──────── Records supplied ────────

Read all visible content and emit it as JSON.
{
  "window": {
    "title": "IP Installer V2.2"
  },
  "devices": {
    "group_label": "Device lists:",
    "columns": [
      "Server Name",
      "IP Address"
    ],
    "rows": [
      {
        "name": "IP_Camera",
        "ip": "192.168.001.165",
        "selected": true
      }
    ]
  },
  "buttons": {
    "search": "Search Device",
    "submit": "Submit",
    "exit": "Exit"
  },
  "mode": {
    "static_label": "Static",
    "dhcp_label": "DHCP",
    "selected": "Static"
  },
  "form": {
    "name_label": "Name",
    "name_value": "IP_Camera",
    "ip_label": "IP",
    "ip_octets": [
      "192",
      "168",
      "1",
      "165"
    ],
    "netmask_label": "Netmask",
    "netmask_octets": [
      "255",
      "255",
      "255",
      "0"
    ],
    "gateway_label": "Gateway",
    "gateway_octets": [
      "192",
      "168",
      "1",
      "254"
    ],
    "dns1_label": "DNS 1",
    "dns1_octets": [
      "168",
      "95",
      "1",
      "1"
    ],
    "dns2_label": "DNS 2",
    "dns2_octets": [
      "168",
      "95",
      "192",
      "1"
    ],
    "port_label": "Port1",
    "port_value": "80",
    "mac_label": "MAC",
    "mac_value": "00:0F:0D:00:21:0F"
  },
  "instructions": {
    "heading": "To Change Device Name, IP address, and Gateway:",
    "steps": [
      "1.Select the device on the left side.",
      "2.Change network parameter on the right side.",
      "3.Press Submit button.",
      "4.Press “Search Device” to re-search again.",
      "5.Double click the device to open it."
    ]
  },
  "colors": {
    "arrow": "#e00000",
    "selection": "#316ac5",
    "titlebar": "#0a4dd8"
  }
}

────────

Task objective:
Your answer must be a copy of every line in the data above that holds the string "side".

Answer to this exercise:
      "1.Select the device on the left side.",
      "2.Change network parameter on the right side.",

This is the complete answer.